▶ _TASK STATEMENT_
Report only the number of lines in this material that include the string "Smithův".

▶ _ENTRIES SUPPLIED_

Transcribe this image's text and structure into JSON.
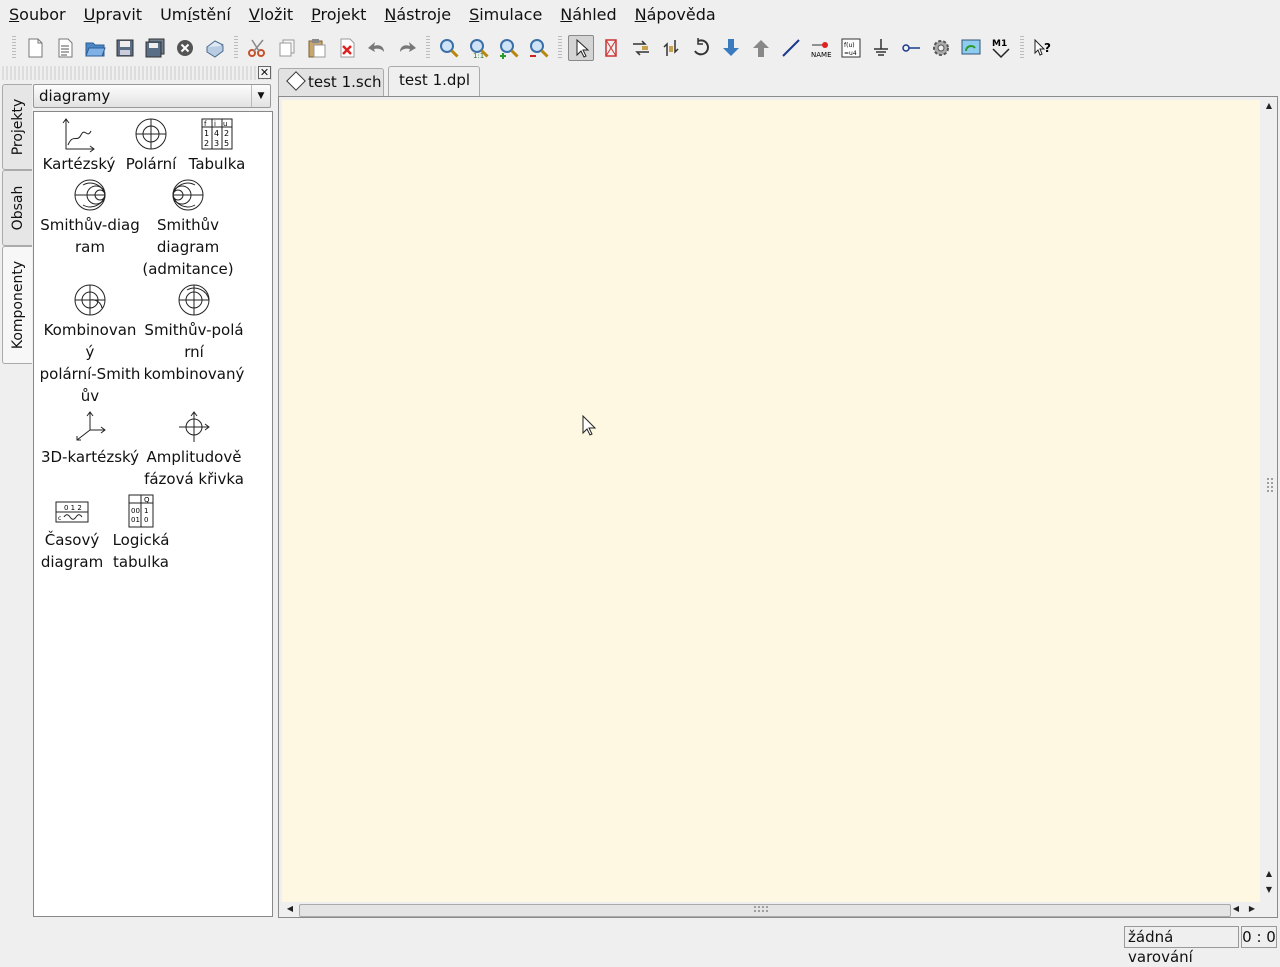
{
  "menu": [
    {
      "key": "S",
      "rest": "oubor"
    },
    {
      "key": "U",
      "rest": "pravit"
    },
    {
      "pre": "Um",
      "key": "í",
      "rest": "stění"
    },
    {
      "key": "V",
      "rest": "ložit"
    },
    {
      "key": "P",
      "rest": "rojekt"
    },
    {
      "key": "N",
      "rest": "ástroje"
    },
    {
      "key": "S",
      "rest": "imulace"
    },
    {
      "key": "N",
      "rest": "áhled"
    },
    {
      "key": "N",
      "rest": "ápověda"
    }
  ],
  "toolbar_icons": [
    "new-file",
    "new-text",
    "open",
    "save",
    "save-all",
    "close",
    "print",
    "cut",
    "copy",
    "paste",
    "delete",
    "undo",
    "redo",
    "zoom-fit",
    "zoom-1-1",
    "zoom-in",
    "zoom-out",
    "select",
    "deactivate",
    "mirror-x",
    "mirror-y",
    "rotate",
    "move-down",
    "move-up",
    "wire",
    "wire-label",
    "equation",
    "ground",
    "port",
    "simulate",
    "view-data",
    "marker",
    "whats-this"
  ],
  "dock": {
    "close_glyph": "✕",
    "side_tabs": [
      "Projekty",
      "Obsah",
      "Komponenty"
    ],
    "category": "diagramy",
    "components": [
      {
        "name": "Kartézský",
        "icon": "cartesian-diagram-icon"
      },
      {
        "name": "Polární",
        "icon": "polar-diagram-icon"
      },
      {
        "name": "Tabulka",
        "icon": "tabular-icon"
      },
      {
        "name": "Smithův-diag ram",
        "lines": [
          "Smithův-diag",
          "ram"
        ],
        "icon": "smith-chart-icon"
      },
      {
        "name": "Smithův diagram (admitance)",
        "lines": [
          "Smithův",
          "diagram",
          "(admitance)"
        ],
        "icon": "admittance-smith-icon"
      },
      {
        "name": "Kombinovaný polární-Smithův",
        "lines": [
          "Kombinovan",
          "ý",
          "polární-Smith",
          "ův"
        ],
        "icon": "polar-smith-icon"
      },
      {
        "name": "Smithův-polární kombinovaný",
        "lines": [
          "Smithův-polá",
          "rní",
          "kombinovaný"
        ],
        "icon": "smith-polar-icon"
      },
      {
        "name": "3D-kartézský",
        "lines": [
          "3D-kartézský"
        ],
        "icon": "3d-cartesian-icon"
      },
      {
        "name": "Amplitudově fázová křivka",
        "lines": [
          "Amplitudově",
          "fázová křivka"
        ],
        "icon": "locus-curve-icon"
      },
      {
        "name": "Časový diagram",
        "lines": [
          "Časový",
          "diagram"
        ],
        "icon": "timing-diagram-icon"
      },
      {
        "name": "Logická tabulka",
        "lines": [
          "Logická",
          "tabulka"
        ],
        "icon": "truth-table-icon"
      }
    ]
  },
  "tabs": [
    {
      "label": "test 1.sch",
      "icon": "schematic-icon"
    },
    {
      "label": "test 1.dpl",
      "icon": ""
    }
  ],
  "canvas_color": "#fef8e2",
  "status": {
    "warnings": "žádná varování",
    "position": "0 : 0"
  }
}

▶ _WRITTEN RESPONSE_
7